======== THE DATA
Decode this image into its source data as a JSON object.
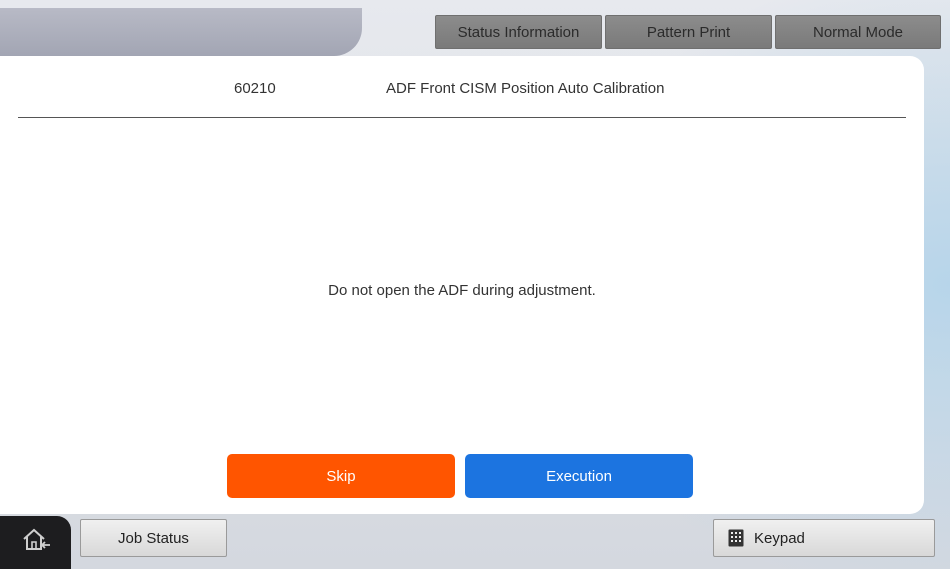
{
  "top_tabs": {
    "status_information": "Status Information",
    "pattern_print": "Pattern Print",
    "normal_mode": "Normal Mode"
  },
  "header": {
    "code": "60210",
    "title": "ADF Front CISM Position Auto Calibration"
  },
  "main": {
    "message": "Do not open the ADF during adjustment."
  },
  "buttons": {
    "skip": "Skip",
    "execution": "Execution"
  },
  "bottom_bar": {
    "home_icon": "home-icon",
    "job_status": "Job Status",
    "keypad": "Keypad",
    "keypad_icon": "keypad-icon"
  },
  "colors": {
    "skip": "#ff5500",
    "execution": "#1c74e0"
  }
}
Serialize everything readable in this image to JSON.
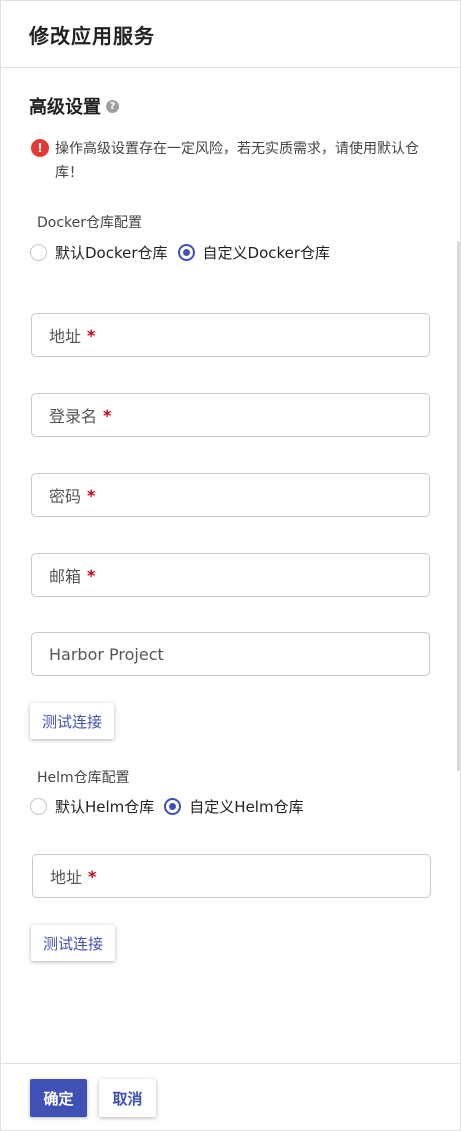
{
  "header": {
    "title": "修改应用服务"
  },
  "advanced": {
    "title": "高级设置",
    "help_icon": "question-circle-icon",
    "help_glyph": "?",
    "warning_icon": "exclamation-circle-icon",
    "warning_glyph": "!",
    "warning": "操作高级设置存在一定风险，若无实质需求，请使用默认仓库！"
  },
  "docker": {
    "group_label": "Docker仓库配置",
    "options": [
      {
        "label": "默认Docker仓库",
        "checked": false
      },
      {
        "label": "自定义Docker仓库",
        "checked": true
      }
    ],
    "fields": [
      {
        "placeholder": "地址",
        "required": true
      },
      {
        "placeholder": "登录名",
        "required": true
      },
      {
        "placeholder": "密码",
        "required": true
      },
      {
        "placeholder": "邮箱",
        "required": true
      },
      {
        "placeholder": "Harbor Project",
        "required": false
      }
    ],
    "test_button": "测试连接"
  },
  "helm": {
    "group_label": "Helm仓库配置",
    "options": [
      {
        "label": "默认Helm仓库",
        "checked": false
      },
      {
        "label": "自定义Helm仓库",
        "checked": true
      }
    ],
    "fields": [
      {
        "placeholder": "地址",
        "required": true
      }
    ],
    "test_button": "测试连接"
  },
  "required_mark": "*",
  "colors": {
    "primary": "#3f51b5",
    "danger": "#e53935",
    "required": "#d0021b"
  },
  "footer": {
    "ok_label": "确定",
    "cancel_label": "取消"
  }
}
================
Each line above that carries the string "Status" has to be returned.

    "status_information": "Status Information",
    "job_status": "Job Status",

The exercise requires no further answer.